**** Records provided ****

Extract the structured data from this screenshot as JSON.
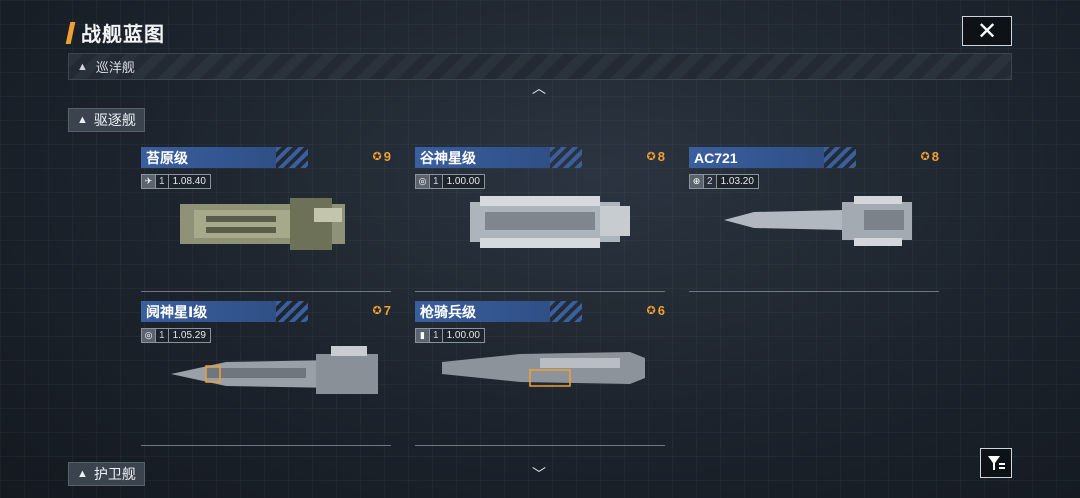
{
  "header": {
    "title": "战舰蓝图",
    "close_label": "✕"
  },
  "category_bar": {
    "label": "巡洋舰"
  },
  "sections": [
    {
      "label": "驱逐舰"
    },
    {
      "label": "护卫舰"
    }
  ],
  "ships": [
    {
      "name": "苔原级",
      "level": "9",
      "tier": "1",
      "version": "1.08.40",
      "icon": "jet-icon"
    },
    {
      "name": "谷神星级",
      "level": "8",
      "tier": "1",
      "version": "1.00.00",
      "icon": "target-icon"
    },
    {
      "name": "AC721",
      "level": "8",
      "tier": "2",
      "version": "1.03.20",
      "icon": "globe-icon"
    },
    {
      "name": "阋神星Ⅰ级",
      "level": "7",
      "tier": "1",
      "version": "1.05.29",
      "icon": "target-icon"
    },
    {
      "name": "枪骑兵级",
      "level": "6",
      "tier": "1",
      "version": "1.00.00",
      "icon": "missile-icon"
    }
  ],
  "colors": {
    "accent": "#f0a030",
    "name_bar": "#3a5f9e"
  }
}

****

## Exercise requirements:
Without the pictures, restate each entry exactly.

## Expected answer:
Extract the structured data from this screenshot as JSON.
{
  "header": {
    "title": "战舰蓝图",
    "close_label": "✕"
  },
  "category_bar": {
    "label": "巡洋舰"
  },
  "sections": [
    {
      "label": "驱逐舰"
    },
    {
      "label": "护卫舰"
    }
  ],
  "ships": [
    {
      "name": "苔原级",
      "level": "9",
      "tier": "1",
      "version": "1.08.40",
      "icon": "jet-icon"
    },
    {
      "name": "谷神星级",
      "level": "8",
      "tier": "1",
      "version": "1.00.00",
      "icon": "target-icon"
    },
    {
      "name": "AC721",
      "level": "8",
      "tier": "2",
      "version": "1.03.20",
      "icon": "globe-icon"
    },
    {
      "name": "阋神星Ⅰ级",
      "level": "7",
      "tier": "1",
      "version": "1.05.29",
      "icon": "target-icon"
    },
    {
      "name": "枪骑兵级",
      "level": "6",
      "tier": "1",
      "version": "1.00.00",
      "icon": "missile-icon"
    }
  ],
  "colors": {
    "accent": "#f0a030",
    "name_bar": "#3a5f9e"
  }
}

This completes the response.